▸ TASK INPUTS:
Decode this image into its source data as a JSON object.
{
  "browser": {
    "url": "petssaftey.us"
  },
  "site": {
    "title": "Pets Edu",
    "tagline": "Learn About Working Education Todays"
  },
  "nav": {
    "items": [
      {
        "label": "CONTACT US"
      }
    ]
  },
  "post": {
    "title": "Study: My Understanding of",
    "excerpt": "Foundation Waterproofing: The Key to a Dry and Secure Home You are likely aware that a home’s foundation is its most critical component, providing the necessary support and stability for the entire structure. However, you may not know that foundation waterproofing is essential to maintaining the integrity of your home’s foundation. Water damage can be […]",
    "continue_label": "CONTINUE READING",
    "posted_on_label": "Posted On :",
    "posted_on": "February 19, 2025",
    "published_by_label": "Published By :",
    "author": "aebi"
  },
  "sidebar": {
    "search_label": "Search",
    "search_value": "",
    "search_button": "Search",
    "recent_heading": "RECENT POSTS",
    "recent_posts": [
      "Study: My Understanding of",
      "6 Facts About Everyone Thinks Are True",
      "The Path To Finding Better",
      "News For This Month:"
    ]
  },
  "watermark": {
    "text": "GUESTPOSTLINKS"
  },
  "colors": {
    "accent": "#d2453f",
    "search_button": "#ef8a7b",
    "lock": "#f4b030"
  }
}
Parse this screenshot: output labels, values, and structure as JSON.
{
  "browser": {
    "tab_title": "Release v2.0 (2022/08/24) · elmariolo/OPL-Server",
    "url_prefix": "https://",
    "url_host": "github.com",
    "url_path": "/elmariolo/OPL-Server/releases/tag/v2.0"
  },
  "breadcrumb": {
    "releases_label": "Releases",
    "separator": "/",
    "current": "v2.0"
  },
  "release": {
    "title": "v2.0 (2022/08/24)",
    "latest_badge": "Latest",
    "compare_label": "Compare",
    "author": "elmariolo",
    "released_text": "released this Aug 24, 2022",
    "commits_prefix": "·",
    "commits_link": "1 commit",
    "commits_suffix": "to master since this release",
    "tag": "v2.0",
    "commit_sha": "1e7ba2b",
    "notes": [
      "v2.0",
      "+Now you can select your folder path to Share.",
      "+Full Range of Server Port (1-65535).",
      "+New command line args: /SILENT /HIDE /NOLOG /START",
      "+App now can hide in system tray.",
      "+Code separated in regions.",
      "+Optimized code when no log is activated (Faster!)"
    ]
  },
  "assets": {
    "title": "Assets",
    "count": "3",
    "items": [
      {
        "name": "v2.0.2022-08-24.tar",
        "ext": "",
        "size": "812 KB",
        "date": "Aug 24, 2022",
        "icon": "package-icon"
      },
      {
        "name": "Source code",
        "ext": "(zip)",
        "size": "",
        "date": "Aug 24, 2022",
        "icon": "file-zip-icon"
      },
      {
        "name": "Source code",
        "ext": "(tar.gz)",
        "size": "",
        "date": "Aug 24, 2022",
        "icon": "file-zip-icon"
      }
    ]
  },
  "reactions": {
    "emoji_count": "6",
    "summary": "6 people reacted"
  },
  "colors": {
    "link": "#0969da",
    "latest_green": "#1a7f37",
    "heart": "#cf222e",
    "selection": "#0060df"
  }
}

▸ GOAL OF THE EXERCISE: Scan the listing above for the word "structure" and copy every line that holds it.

▸ ANSWER TO THIS TASK:
    "excerpt": "Foundation Waterproofing: The Key to a Dry and Secure Home You are likely aware that a home’s foundation is its most critical component, providing the necessary support and stability for the entire structure. However, you may not know that foundation waterproofing is essential to maintaining the integrity of your home’s foundation. Water damage can be […]",
Parse this screenshot: output labels, values, and structure as JSON.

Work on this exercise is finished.